● **What is being asked**
Go through the listing beneath this task and return every line that carries the string "JSON".

● **Available data**
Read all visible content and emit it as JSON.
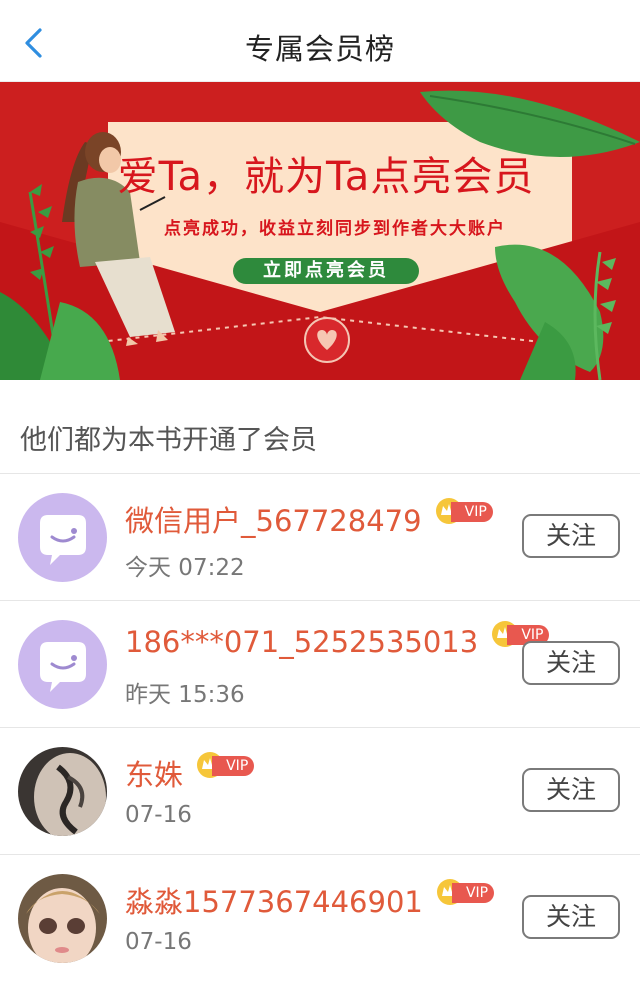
{
  "header": {
    "title": "专属会员榜"
  },
  "banner": {
    "headline": "爱Ta，就为Ta点亮会员",
    "subline": "点亮成功，收益立刻同步到作者大大账户",
    "button_label": "立即点亮会员"
  },
  "section": {
    "title": "他们都为本书开通了会员"
  },
  "members": [
    {
      "name": "微信用户_567728479",
      "badge": "VIP",
      "time": "今天 07:22",
      "follow": "关注",
      "avatar": "wechat-default"
    },
    {
      "name": "186***071_5252535013",
      "badge": "VIP",
      "time": "昨天 15:36",
      "follow": "关注",
      "avatar": "wechat-default"
    },
    {
      "name": "东姝",
      "badge": "VIP",
      "time": "07-16",
      "follow": "关注",
      "avatar": "photo"
    },
    {
      "name": "淼淼1577367446901",
      "badge": "VIP",
      "time": "07-16",
      "follow": "关注",
      "avatar": "photo"
    }
  ],
  "colors": {
    "accent": "#e05a3a",
    "banner_red": "#d7161d",
    "back_arrow": "#2f8ee0",
    "vip_tag": "#e8584f"
  }
}
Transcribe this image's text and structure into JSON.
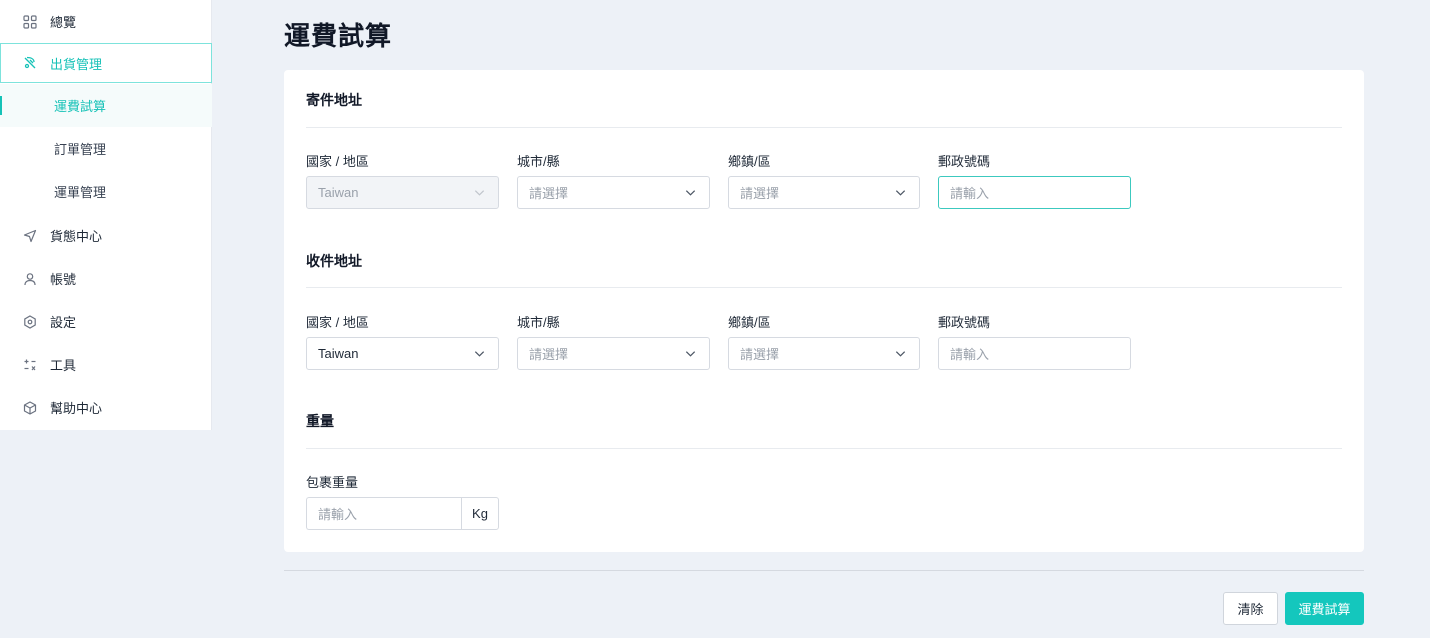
{
  "sidebar": {
    "items": [
      {
        "label": "總覽",
        "icon": "grid-icon"
      },
      {
        "label": "出貨管理",
        "icon": "shipping-icon"
      },
      {
        "label": "貨態中心",
        "icon": "navigation-arrow-icon"
      },
      {
        "label": "帳號",
        "icon": "user-icon"
      },
      {
        "label": "設定",
        "icon": "settings-hexagon-icon"
      },
      {
        "label": "工具",
        "icon": "tools-icon"
      },
      {
        "label": "幫助中心",
        "icon": "package-icon"
      }
    ],
    "sub_items": [
      {
        "label": "運費試算"
      },
      {
        "label": "訂單管理"
      },
      {
        "label": "運單管理"
      }
    ]
  },
  "page": {
    "title": "運費試算"
  },
  "sender": {
    "title": "寄件地址",
    "country_label": "國家 / 地區",
    "country_value": "Taiwan",
    "city_label": "城市/縣",
    "city_placeholder": "請選擇",
    "district_label": "鄉鎮/區",
    "district_placeholder": "請選擇",
    "zip_label": "郵政號碼",
    "zip_placeholder": "請輸入"
  },
  "receiver": {
    "title": "收件地址",
    "country_label": "國家 / 地區",
    "country_value": "Taiwan",
    "city_label": "城市/縣",
    "city_placeholder": "請選擇",
    "district_label": "鄉鎮/區",
    "district_placeholder": "請選擇",
    "zip_label": "郵政號碼",
    "zip_placeholder": "請輸入"
  },
  "weight": {
    "title": "重量",
    "label": "包裹重量",
    "placeholder": "請輸入",
    "unit": "Kg"
  },
  "actions": {
    "clear_label": "清除",
    "calculate_label": "運費試算"
  },
  "colors": {
    "accent": "#14c7bd",
    "background": "#edf1f7"
  }
}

● **Result of the exercise**
Read all visible content and emit it as JSON.
Transcribe this image's text and structure into JSON.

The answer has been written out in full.